Warrington Guardian:

“We made frequent videos to keep spirits up including capturing VE Day and Easter celebrations, garden parties, and even attempted the toilet roll challenge – all of which were brilliantly received by friends and families.”

“As a team we have been focused on keeping calm and carrying on and I am very proud of our achievements.

“We’ve managed our PPE stocks well and staff have been supported, with a wellbeing room set up to allow them to have some time out during their shift if they are feeling overwhelmed.

“Our residents have been well cared for at all times throughout the pandemic by our dedicated staff.

“We now have plans in place to begin the phased re-opening of the home to visitors, with strict measures which are being communicated to families.”

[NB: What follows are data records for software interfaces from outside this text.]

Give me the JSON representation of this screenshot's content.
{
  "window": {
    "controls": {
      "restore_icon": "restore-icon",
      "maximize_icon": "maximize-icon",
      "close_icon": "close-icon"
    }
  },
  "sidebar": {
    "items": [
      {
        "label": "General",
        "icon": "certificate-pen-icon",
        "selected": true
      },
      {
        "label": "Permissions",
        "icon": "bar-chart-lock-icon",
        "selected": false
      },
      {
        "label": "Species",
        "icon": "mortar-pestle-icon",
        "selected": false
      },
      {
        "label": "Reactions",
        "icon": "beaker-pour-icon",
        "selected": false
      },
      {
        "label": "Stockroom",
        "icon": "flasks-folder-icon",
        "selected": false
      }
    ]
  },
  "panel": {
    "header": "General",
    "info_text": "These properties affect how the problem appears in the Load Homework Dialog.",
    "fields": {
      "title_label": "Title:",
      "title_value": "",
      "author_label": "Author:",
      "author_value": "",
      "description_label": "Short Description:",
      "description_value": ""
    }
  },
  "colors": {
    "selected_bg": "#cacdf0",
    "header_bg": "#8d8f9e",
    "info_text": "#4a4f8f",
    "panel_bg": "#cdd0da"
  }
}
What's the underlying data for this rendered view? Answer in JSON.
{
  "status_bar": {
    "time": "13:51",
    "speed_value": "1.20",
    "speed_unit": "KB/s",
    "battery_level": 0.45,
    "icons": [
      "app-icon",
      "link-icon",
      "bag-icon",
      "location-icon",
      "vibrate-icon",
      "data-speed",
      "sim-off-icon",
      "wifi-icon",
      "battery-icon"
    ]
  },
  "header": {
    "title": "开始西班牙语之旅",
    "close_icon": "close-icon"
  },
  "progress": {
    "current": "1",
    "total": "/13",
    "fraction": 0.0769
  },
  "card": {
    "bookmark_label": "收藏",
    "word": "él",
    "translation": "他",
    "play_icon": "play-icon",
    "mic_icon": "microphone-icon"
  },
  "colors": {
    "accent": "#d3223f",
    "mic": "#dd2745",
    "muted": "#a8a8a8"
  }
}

Ritu Masih, Registered Manager at Arlington House Care Home in Stockton Heath, said: “It's been business as usual at Arlington House throughout the pandemic, which is thanks to our fantastic staff and residents.

"Staff have been on hand to help our residents through the lockdown period and have done so with such resilience and dedication. We have worked hard, as a team, to ensure residents have been kept busy with lots of exercise classes, games, gardening and one to one activities, and we have kept in touch with families with Skype, telephone and a weekly email update.

“Before the pandemic, daily life in a busy home, with lots of visitors coming in and out can mean staff are constantly on the move to ensure everything gets done.

"This time during lockdown has provided us with a unique opportunity to spend lots of quality time with all of our residents which has been fantastic, and something that can be taken as a positive from this experience".

Michelle Creed, chief nurse for NHS Halton Clinical Commissioning Group and NHS Warrington Clinical Commissioning Group, said: “We would like to say thank you to all staff working in the care sector for all that they are doing.

“The incredible commitment and compassion they have shown to their residents under difficult circumstances has been inspirational.

“In the NHS we have worked incredibly hard to support them along with our colleagues in the local authority and we will continue this support for as long as is needed.”